Look out for TJ Benson’s celebratory, expressive photographs of working women; Tochi Eze’s illumination of the hidden lives of kiosk owners; Jennifer Emelife’s frank piece on society’s unrealistic expectations of teachers; Gbolahan Badmus’ heart-breaking story on the travails of a job hunter; fishermen and their enchantment with waters in Abdulrahim Hussani’s poem; and the sacrament of maternal love in Romeo Oriogun’s contribution, which draws correspondences between the Crucifixion and the daily sacrifices hawkers make for their families. And also check out the fascinating teasing-out of parallels between beggars, motorpark preachers and politicians in Umar Turaki’s reflections; Arinze Ifeakandu’s nuanced, ambivalent take on priests, the liturgy, and the luminous music of the church; Oluwatomilola Boyinde’s compelling black-and-white photographs of workers persevering in a time of economic downturn; and Sibbyl Whyte’s witty imagining of the career progression of prosperity preachers.
More could be said about these artists and their contributions to the anthology, but what’s more delightful than an adventure directly experienced? Reader, wouldn’t you rather wish to set out on the journey into Work Naija: The Book of Vocations yourself?
About the Author:

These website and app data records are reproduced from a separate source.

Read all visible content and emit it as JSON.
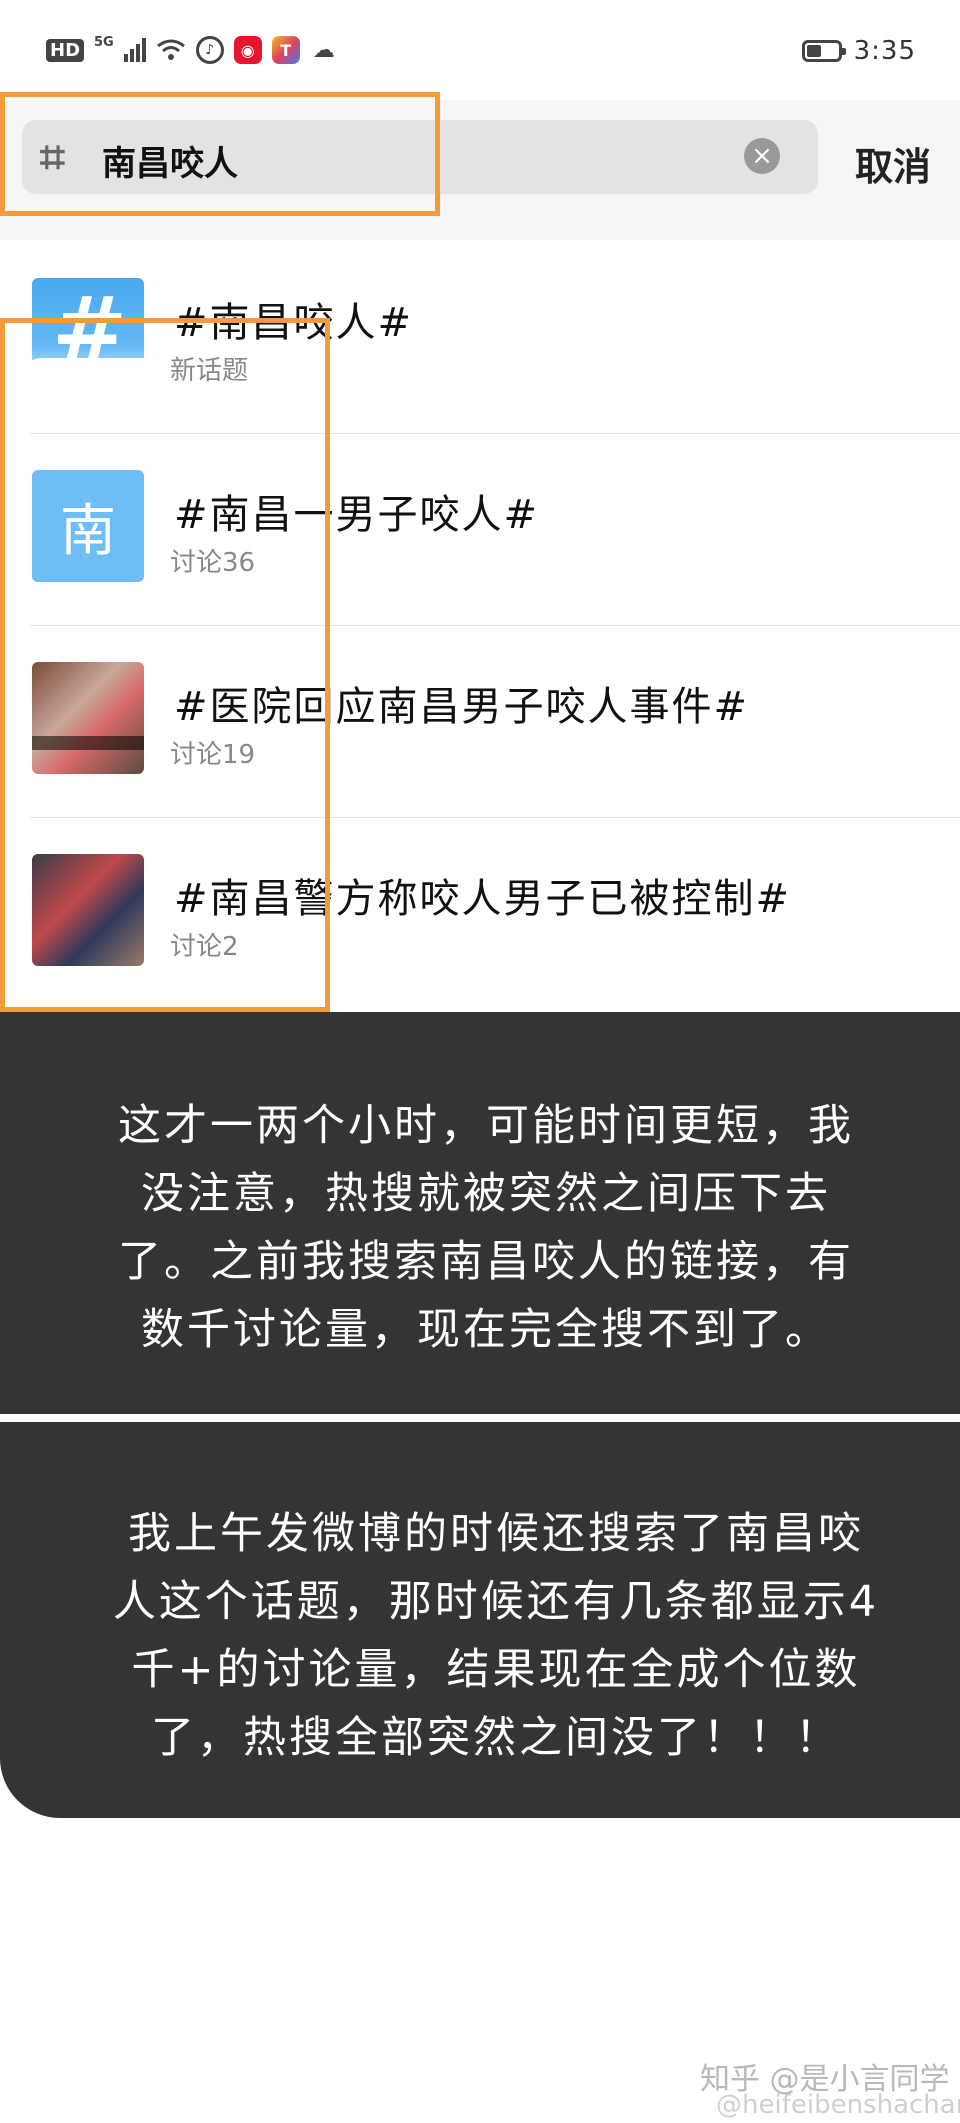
{
  "status_bar": {
    "hd": "HD",
    "network": "5G",
    "time": "3:35",
    "app_icons": [
      "netease-music-icon",
      "weibo-icon",
      "toutiao-icon",
      "wechat-icon"
    ]
  },
  "search": {
    "value": "南昌咬人",
    "cancel_label": "取消"
  },
  "results": [
    {
      "title": "#南昌咬人#",
      "subtitle": "新话题",
      "thumb": "new-topic-hash-icon"
    },
    {
      "title": "#南昌一男子咬人#",
      "subtitle": "讨论36",
      "thumb": "nan-char-avatar",
      "thumb_char": "南"
    },
    {
      "title": "#医院回应南昌男子咬人事件#",
      "subtitle": "讨论19",
      "thumb": "news-photo-thumbnail"
    },
    {
      "title": "#南昌警方称咬人男子已被控制#",
      "subtitle": "讨论2",
      "thumb": "police-photo-thumbnail"
    }
  ],
  "notes": {
    "note1_lines": [
      "这才一两个小时，可能时间更短，我",
      "没注意，热搜就被突然之间压下去",
      "了。之前我搜索南昌咬人的链接，有",
      "数千讨论量，现在完全搜不到了。"
    ],
    "note2_lines": [
      "我上午发微博的时候还搜索了南昌咬",
      "人这个话题，那时候还有几条都显示4",
      "千+的讨论量，结果现在全成个位数",
      "了，热搜全部突然之间没了！！！"
    ]
  },
  "watermark": {
    "zhihu": "知乎 @是小言同学",
    "weibo": "@heifeibenshachar"
  },
  "colors": {
    "highlight": "#f39b3a",
    "panel": "#343434"
  }
}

Rotimi Babatunde is a Nigerian writer and playwright. In 2012, he won the Caine Prize for his short story “Bombay’s Republic.” In April 2014, he was named in the Hay Festival’s Africa39 project as one of the 39 Sub-Saharan African writers under the age of 40 with the potential and the talent to define the trends of the region. In 2015, his short story “The Collected Tricks of Houdini” was longlisted for the Sunday Times EFG Private Bank Short Story Award. His plays have been broadcast on the BBC World Service and presented at London’s Institute of Contemporary Arts, the Swedish National Touring Theatre, and the Halcyon Theatre, Chicago. He is also a winner of BBC World Service’s Meridian Tragic Love Story Competition as well as the AWF Cyprian Ekwensi Prize for Short Stories.